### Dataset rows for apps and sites
▬▬▬

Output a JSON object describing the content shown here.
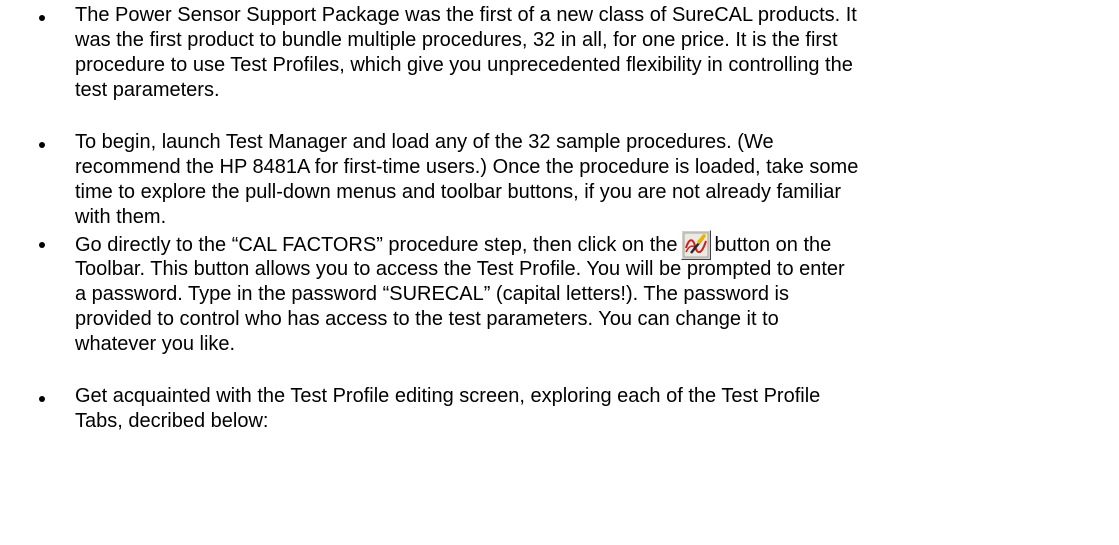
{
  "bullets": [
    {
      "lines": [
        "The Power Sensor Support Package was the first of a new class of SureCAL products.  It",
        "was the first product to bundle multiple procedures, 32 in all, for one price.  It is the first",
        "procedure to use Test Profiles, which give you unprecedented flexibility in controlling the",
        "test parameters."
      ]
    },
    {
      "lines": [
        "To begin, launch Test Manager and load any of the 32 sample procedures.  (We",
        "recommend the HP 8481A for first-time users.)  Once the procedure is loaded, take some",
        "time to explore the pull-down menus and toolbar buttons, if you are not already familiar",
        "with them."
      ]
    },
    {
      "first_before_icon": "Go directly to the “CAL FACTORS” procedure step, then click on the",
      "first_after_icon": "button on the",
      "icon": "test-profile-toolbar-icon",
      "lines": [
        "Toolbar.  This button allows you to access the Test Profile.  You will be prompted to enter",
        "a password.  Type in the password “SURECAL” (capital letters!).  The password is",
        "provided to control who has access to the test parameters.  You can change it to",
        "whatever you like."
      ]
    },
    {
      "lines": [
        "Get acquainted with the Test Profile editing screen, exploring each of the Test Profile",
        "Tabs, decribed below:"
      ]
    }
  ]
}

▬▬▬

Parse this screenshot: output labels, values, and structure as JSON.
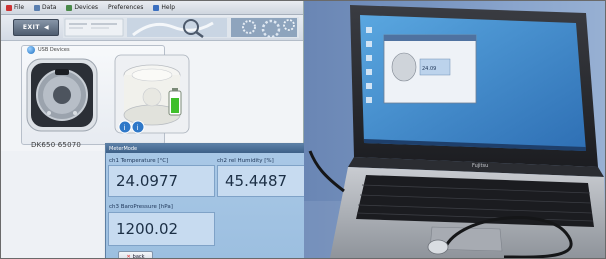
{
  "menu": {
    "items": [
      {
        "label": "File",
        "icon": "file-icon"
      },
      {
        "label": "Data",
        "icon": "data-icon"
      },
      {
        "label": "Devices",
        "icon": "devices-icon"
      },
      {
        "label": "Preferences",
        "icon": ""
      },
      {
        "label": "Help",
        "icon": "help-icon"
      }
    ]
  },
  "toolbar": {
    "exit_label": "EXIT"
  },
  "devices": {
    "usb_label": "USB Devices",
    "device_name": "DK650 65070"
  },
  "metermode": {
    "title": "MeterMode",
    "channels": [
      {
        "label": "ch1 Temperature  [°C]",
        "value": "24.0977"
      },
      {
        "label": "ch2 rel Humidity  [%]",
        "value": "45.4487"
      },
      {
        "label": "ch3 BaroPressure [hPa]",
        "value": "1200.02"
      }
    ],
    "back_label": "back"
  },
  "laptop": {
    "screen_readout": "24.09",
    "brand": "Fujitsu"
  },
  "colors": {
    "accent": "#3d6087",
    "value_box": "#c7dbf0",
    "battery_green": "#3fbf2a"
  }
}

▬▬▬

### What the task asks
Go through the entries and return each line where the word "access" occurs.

### Reply to the exercise
        "Toolbar.  This button allows you to access the Test Profile.  You will be prompted to enter",
        "provided to control who has access to the test parameters.  You can change it to",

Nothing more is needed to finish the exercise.